**ABOUT THIS EXERCISE**
Where does the string "icon" appear? Copy every line of the entries below that holds it.
——
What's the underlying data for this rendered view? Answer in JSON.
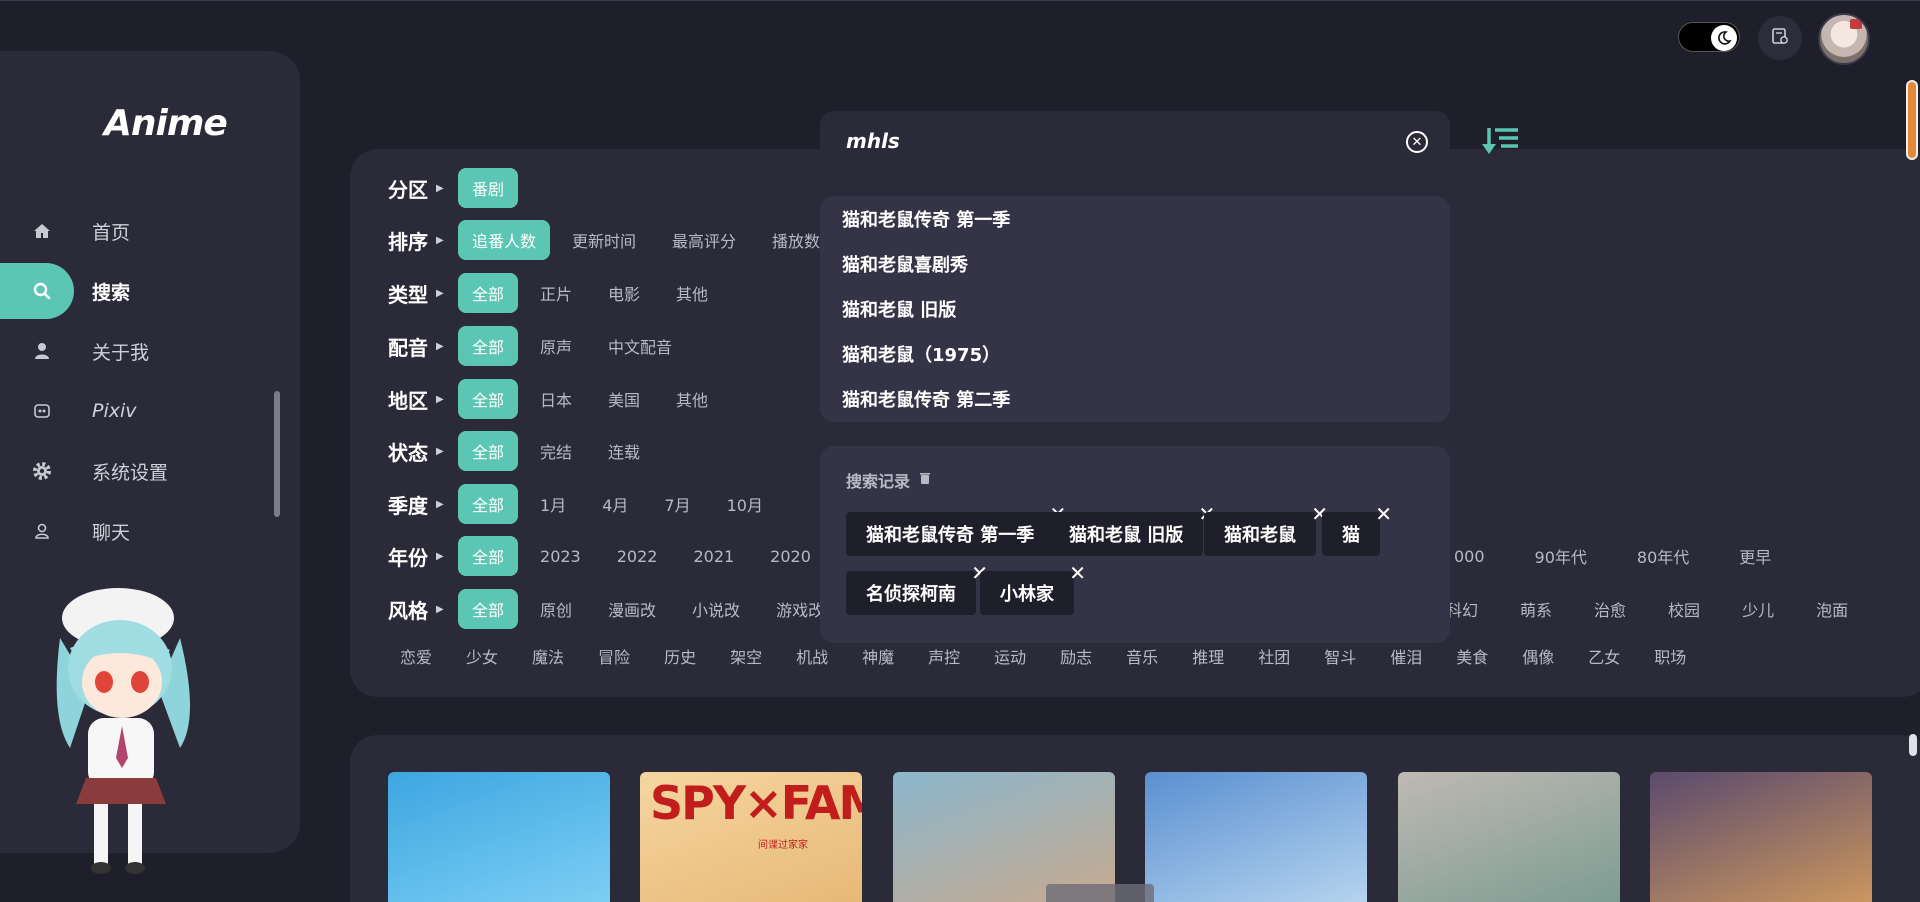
{
  "app": {
    "logo": "Anime"
  },
  "header": {
    "theme_toggle": "dark-mode",
    "history_icon": "calendar-icon"
  },
  "sidebar": {
    "items": [
      {
        "label": "首页",
        "icon": "home-icon",
        "active": false
      },
      {
        "label": "搜索",
        "icon": "search-icon",
        "active": true
      },
      {
        "label": "关于我",
        "icon": "user-icon",
        "active": false
      },
      {
        "label": "Pixiv",
        "icon": "pixiv-icon",
        "active": false
      },
      {
        "label": "系统设置",
        "icon": "gear-icon",
        "active": false
      },
      {
        "label": "聊天",
        "icon": "chat-user-icon",
        "active": false
      }
    ]
  },
  "filters": {
    "partition": {
      "label": "分区",
      "options": [
        "番剧"
      ]
    },
    "sort": {
      "label": "排序",
      "options": [
        "追番人数",
        "更新时间",
        "最高评分",
        "播放数量"
      ]
    },
    "type": {
      "label": "类型",
      "options": [
        "全部",
        "正片",
        "电影",
        "其他"
      ]
    },
    "dub": {
      "label": "配音",
      "options": [
        "全部",
        "原声",
        "中文配音"
      ]
    },
    "region": {
      "label": "地区",
      "options": [
        "全部",
        "日本",
        "美国",
        "其他"
      ]
    },
    "status": {
      "label": "状态",
      "options": [
        "全部",
        "完结",
        "连载"
      ]
    },
    "season": {
      "label": "季度",
      "options": [
        "全部",
        "1月",
        "4月",
        "7月",
        "10月"
      ]
    },
    "year": {
      "label": "年份",
      "options": [
        "全部",
        "2023",
        "2022",
        "2021",
        "2020"
      ],
      "options_right": [
        "000",
        "90年代",
        "80年代",
        "更早"
      ]
    },
    "style": {
      "label": "风格",
      "options": [
        "全部",
        "原创",
        "漫画改",
        "小说改",
        "游戏改"
      ],
      "options_right": [
        "科幻",
        "萌系",
        "治愈",
        "校园",
        "少儿",
        "泡面"
      ],
      "options_row2": [
        "恋爱",
        "少女",
        "魔法",
        "冒险",
        "历史",
        "架空",
        "机战",
        "神魔",
        "声控",
        "运动",
        "励志",
        "音乐",
        "推理",
        "社团",
        "智斗",
        "催泪",
        "美食",
        "偶像",
        "乙女",
        "职场"
      ]
    }
  },
  "search": {
    "value": "mhls",
    "suggestions": [
      "猫和老鼠传奇 第一季",
      "猫和老鼠喜剧秀",
      "猫和老鼠 旧版",
      "猫和老鼠（1975）",
      "猫和老鼠传奇 第二季"
    ],
    "history_title": "搜索记录",
    "history": [
      "猫和老鼠传奇 第一季",
      "猫和老鼠 旧版",
      "猫和老鼠",
      "猫",
      "名侦探柯南",
      "小林家"
    ]
  },
  "results": {
    "cards": [
      {
        "colors": [
          "#3da6e0",
          "#7fd0f5"
        ]
      },
      {
        "title": "SPY×FAMILY",
        "subtitle": "间谍过家家",
        "colors": [
          "#f5d6a0",
          "#e7b775"
        ]
      },
      {
        "colors": [
          "#8ab6cc",
          "#c9a98c"
        ]
      },
      {
        "colors": [
          "#5a8fd0",
          "#b9d7f0"
        ]
      },
      {
        "colors": [
          "#bfb9b3",
          "#7a9b91"
        ]
      },
      {
        "colors": [
          "#5a4a6d",
          "#d09a5e"
        ]
      }
    ]
  }
}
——
**REPLY**
    "history_icon": "calendar-icon"
        "icon": "home-icon",
        "icon": "search-icon",
        "icon": "user-icon",
        "icon": "pixiv-icon",
        "icon": "gear-icon",
        "icon": "chat-user-icon",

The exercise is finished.